‘S’lach li’ are the polite words you say to someone before asking a question or requesting something. This is the way you speak to a man. Unlike in English, where any request or command (the imperative form we discussed yesterday) is identical to all pronouns, in Hebrew each request or command changes according to the person(s) you are talking to. For ‘excuse me’, ‘forgive me’ or ‘pardon me’ said to a man you say: s’lach li; to a woman: sil•chi li; and to plural (more than one person, either males, females, or a mixed group) you say: sil•choo li.
As an imperative ‘s’lach’ is rare in the Bible and only appears as a request for God’s forgiveness. The biblical expression, ‘s’lach na,’ is actually begging for forgiveness. You don’t want to use this form when you speak with people.
“The Lord is long suffering, and of great mercy, forgiving iniquity and transgression, and by no means clearing the guilty, visiting the iniquity of the fathers upon the children to the third and fourth generation. ‘Pardon, I beseech you, the iniquity of this people according to the greatness of your mercy, and as you have forgiven this people, from Egypt until now’”
This verb is derived from the noun s’li•cha, which means forgiveness or repentance. The word s’li•cha is both requesting forgiveness and the actual act of forgiving. This word appears only twice in the Old Testament:
“But there is forgiveness with you, that you may be feared”
“To the Lord our God belong mercy and forgiveness, for we have rebelled against him”
As a verb and imperative, it appears 50 more times.
Being a major canon of Christianity, se•li•cha receives a good representation in the New Testament, though the word translates in many similar ways such as ‘remission,’ and ‘reconciliation.’ All in all, the word is mentioned 58 times in the New Testament, most of which is in various verb forms.
“…in whom we have our redemption through his blood, the forgiveness of our trespasses, according to the riches of his grace”

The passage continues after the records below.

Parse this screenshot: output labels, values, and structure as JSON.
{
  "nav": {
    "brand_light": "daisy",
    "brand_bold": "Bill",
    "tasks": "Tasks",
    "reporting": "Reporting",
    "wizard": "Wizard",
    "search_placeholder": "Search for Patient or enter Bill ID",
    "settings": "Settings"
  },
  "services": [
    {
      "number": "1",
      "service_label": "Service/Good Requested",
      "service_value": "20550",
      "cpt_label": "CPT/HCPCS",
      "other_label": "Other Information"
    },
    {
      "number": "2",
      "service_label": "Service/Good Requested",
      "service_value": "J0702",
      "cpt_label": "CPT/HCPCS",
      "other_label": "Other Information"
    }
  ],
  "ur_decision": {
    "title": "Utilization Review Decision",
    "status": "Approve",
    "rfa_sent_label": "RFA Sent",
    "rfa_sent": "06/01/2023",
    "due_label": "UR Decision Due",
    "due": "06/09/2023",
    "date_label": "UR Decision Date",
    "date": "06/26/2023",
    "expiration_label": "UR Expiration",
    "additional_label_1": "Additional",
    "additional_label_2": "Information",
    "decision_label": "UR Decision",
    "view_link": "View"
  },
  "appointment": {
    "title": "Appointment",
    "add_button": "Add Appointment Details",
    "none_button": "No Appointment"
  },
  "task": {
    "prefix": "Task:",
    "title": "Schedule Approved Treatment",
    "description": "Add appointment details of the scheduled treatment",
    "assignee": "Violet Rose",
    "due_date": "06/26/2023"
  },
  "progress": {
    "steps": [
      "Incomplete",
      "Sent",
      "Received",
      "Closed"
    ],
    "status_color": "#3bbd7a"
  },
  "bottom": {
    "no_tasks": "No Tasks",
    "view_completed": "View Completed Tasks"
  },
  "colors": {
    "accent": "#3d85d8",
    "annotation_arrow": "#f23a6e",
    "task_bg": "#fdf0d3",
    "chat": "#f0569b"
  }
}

When said in plural the word is se•li•chot and is a reference to a collection of biblical verses, prayers and poetic writings focused on requesting forgiveness, mourning over the destruction of the Temple, and a prayer for redemption that is read during the Ten Days of Repentance (the ten days between Rosh Hashana, the Jewish New Year, and Yom Kippur, the Day of Atonement).